Using negative pressure therapy

As Dr Claudia Ellert pointed out, negative pressure therapy is considered the gold standard in the treatment of complex wounds following debridement. Data from Armstrong et al.1 also confirm the benefits of negative pressure therapy: In 162 patients who underwent minor amputation due to diabetic foot, the healing rate after 112 days with negative pressure therapy was 56% compared to 39% with conventional moist wound management. The time to wound healing was 56 and 77 days, respectively. Dr Claudia Ellert summarized the findings as follows: “These results show that negative pressure therapy leads to more effective wound healing and wound closure, provides a better quality of life for the patient and results in shorter hospital stays and thus lower treatment costs.” Whereas the application of negative pressure dressings often used to be difficult and very time-consuming, it is now easy, fast and gentle on the skin with the innovative Suprasorb CNP EasyDress. The negative pressure dressing is applied considerably more quickly than is the case with conventional dressing methods. This translates to time savings of up to 90%.2
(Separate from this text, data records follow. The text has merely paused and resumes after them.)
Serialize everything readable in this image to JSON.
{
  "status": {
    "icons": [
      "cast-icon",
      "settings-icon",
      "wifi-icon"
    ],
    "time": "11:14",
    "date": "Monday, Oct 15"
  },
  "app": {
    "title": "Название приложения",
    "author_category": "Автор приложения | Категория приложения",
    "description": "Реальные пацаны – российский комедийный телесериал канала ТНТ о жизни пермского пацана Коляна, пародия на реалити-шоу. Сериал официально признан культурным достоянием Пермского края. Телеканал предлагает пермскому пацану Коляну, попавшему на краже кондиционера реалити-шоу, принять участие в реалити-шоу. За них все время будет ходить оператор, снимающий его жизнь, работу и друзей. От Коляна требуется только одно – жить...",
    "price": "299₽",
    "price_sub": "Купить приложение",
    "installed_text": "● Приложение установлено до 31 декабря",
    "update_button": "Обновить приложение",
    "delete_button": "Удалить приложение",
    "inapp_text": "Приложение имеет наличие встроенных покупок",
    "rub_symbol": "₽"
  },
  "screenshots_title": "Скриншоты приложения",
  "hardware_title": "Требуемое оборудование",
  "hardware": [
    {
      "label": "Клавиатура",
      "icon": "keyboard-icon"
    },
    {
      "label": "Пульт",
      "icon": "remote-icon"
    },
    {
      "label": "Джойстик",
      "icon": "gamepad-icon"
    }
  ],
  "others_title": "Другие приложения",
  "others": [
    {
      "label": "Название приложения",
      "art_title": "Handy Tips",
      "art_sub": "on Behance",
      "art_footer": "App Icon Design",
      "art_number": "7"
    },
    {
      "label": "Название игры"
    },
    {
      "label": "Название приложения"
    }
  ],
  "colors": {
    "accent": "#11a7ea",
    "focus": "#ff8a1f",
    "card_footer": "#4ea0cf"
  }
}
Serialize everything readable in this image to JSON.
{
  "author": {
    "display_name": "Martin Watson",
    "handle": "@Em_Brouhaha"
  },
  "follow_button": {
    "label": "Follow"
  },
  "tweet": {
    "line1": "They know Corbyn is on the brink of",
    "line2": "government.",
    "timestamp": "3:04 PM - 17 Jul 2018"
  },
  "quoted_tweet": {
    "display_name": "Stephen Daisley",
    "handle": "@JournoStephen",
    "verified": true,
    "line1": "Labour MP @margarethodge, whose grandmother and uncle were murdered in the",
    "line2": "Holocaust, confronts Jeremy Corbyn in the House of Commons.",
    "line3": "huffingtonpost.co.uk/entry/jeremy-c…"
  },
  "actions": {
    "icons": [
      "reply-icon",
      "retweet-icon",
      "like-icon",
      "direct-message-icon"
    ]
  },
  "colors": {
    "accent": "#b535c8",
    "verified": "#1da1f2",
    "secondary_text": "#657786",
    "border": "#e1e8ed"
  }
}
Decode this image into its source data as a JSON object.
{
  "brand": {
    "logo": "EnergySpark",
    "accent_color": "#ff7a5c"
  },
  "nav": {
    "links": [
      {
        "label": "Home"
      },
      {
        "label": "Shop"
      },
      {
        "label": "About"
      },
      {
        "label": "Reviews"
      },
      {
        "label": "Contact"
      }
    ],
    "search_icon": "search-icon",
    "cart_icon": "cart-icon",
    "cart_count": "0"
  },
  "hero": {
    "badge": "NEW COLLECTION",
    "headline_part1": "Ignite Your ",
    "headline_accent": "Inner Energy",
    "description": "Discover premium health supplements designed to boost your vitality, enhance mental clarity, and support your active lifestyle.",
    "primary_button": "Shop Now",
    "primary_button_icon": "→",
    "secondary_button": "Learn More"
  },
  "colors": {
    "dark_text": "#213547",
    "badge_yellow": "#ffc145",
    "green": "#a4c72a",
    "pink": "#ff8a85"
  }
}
Vernetzt und innovativ

Nicht nur ist ein enger Austausch mit Anwendern aus stationären und ambulanten Versorgungsstrukturen von entscheidender Bedeutung. Dr. Christian Rohrer, Leiter der Division Forschung und Entwicklung, verdeutlichte zudem: „Damit uns Innovationen gelingen, institutionalisierten wir den Prozess eines Innovationsmanagements, spüren Technologien und Ideen auf, evaluieren sie und setzen sie in kooperativer, vertraulicher Zusammenarbeit mit Anwendern und Patienten um.“ Zuallererst sind die Bedürfnisse der Ärzte, Pflegenden und Wundexperten zu verstehen, und sie dann mit optimalen Versorgungslösungen zu befriedigen. „Das dehnt unsere Aufgabe über das Angebot einer optimalen Produktlösung hinweg aus“, beschrieb Wolfgang Süßle, Vorsitzender der Geschäftsführung: „Denn um Problemstellungen zu lösen, gilt es, über das alleinige Produkt hinausgehenden Service, Konzepte bzw. Orientierung zu geben, sowie mittels praxisorientierter, wissenschaftlich fundierter Guidelines und Empfehlungen die Versorgung zu unterstützen.“ Und der Erfolg gibt dem Unternehmen recht: L&R konnte im vergangenen Jahr seine internationale Präsenz in den unterschiedlichsten Regionen stark ausbauen, vor allem in den USA, China, Nord-Afrika und im Mittleren Osten. Der Konzern erzielte 2015 einen Jahresumsatz von mehr als 557 Millionen Euro – eine Steigerung zum Vorjahr von 6,4 Prozent. 

 

Sources:

(1) Armstrong et al. Negative Pressure Wound Therapy After Partial Diabetic Foot Amputation Negative. Lancet, 2005

(2) Duft M, Ostapowicz D, de Lange S, Griesshammer K, Abel M: Audit on the usability, user and patient satisfaction of tubular bandage. Multi-center international post-marketing study under real conditions, 2015